You should feel honored if you're the recipient of a cat's trust. After all, cats don't love just anyone! The social rules of cats tell us that they’re aloof, wary of newcomers, and will promptly evict any stranger to their territory. We know that, right?
Well, cats seem to change their minds... a lot!
Cats never fail to surprise us because we can never be sure what they’ll do next. That includes finding buddies in unlikely places! So, here's a little of what we know about cats and their interspecies friendships.
Can Cats Make Friends with Other Animals?
What we’ve gradually learned about cats is this: far from living up to their reputation of being “solitary animals”, cats form deep, even profound social connections. Cats not only express affection but often demonstrate empathy, bonding, memories of attachment, and loneliness.

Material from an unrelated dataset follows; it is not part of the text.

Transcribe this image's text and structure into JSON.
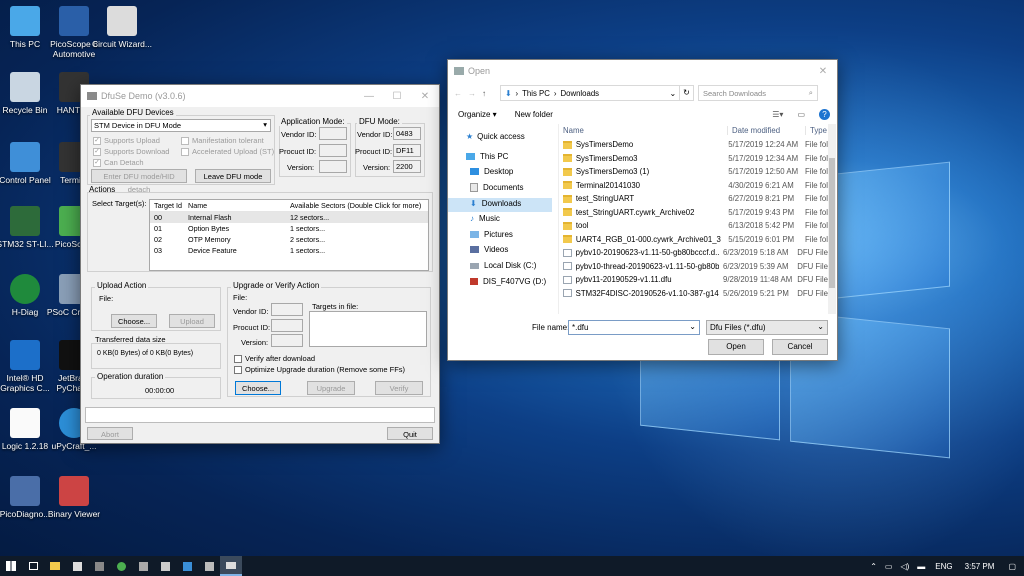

These behaviors are intuitively felt by cat parents as well as observed by experts.
Aside from developing close bonds with their fellow cat buddies, cats also form interspecies relationships. Cats are still private creatures, so it’s rare to see them bonding with other animals. If you see your cat chilling contentedly with a rabbit, count yourself lucky and take a photo.
In short, yes, cats can make friends with other animals, but it’s not something you will see every day. Cats do sometimes spontaneously make unlikely friendships with other animals. However, these interactions should happen naturally, without human intervention. Trying to force—or even expect—animals to get along can go very badly!
When Do Dogs and Cats Get Along?
We know from life experience (and pictures on the internet) that dogs and cats can be best friends. However, while many multi-pet households are peaceful, most dogs and cats are more like tolerant roommates than BFFs.
When sharing our homes, animals have an unspoken understanding of territory. This sometimes means knowing who to avoid or when to keep out of the way.
Instinctively, dogs and cats have very different survival tactics. Dogs need the cooperation of a pack, whereas cats need a defined territory to call their own. Our pets might not function in survival mode in our homes, but that doesn't mean their fundamental instincts disappear.
So how do the social dynamics between cats and dogs work?
According to one study, in nature, cats are prone to be hunted by bigger animals, which include dogs. Some suggest that as pet parents, we're more worried about our dog hurting our cat. Thus, kitties often get away with more impolite behavior.
Cats are more likely to antagonize dogs in most cat-dog interactions. Not surprisingly, cats are the fussy ones with greater natural fear. Dogs are more likely to be accepting, so most of the time, cats will be the boss of the relationship.
There are also circumstances that contribute to a closer mutual bond between a dog and a cat. For example, when a puppy and a kitten grow up together. Or perhaps when a gentle adult dog— raised with cats—shows maternal behavior toward a new kitten.
Dogs and cats will only get along when the cat feels comfortable. Yes, everything depends on the cat. Plus, if we want everyone to live in harmony, we need to add our knowledge and respect for the natural differences in our pets’ behaviors.
Hanging Out with Horses
It’s not easy to figure out why, but it’s safe to say that cats and horses like each other. Some animal behaviorists suggest that cats and horses share a few inherent traits that support their interspecies friendships. For example, both cats and horses are very playful. Also, they form bonds with humans based on trust, and both creatures are emotionally sensitive.
Horses and cats have always been a winning combination. Some animal welfare groups even partner with farms to rehome community cats. For example, the TEARS Feral Cat Project of South Africa supports horse owners that are willing to accept unadoptable, sterilized feral cats into their stables.
Cats and horses don’t mind cohabiting, making this arrangement mutually beneficial. Plus, the feral cats live in an environment they feel comfortable with. These cats have a strong hunting drive which protects horses from the nasties spread by vermin.
There’s a commonly accepted fact that cats are territorial and circumvent conflict by avoiding each other. So, we expect that Buttons will chase off any other cat with the nerve to intrude on her territory.
However, in August 2016, The Mercury News posted a commentary about an unlikely friendship between two cats.
As the story goes, Morris, the orange cat, has a playmate that visits him every morning. This friendship is unusual because these are two adult cats that met independently one day and chose to engage in play together. Neither are worried about the territory business. And they have even established their little routine.
Sometimes it’s as though cats are trying to prove us wrong!
There are other interesting stories of cats belying their antisocial reputations and becoming unusually close with all the farm animals. For example, cats and goats are known to get along famously well, as are cats and donkeys. Not to mention cats and cows, such as Hershey and Rhys. There have even been occasional reports of cats and foxes not hating each other.
Cats impress us all the time especially when they find unexpected buddies and interspecies friendships!
As the gaps in our knowledge about cats’ social behavior gradually become filled, we begin to sense our own lumbering, clumsy slowness in relation to the quick sensitivity of the little ones in our custody. And then we start to see the intelligence of our pets.
When we as humans accept that what we know is only a fraction of the whole, we can start paying attention to the details that comprise the true nature of our cats. Only then do we really get to know them.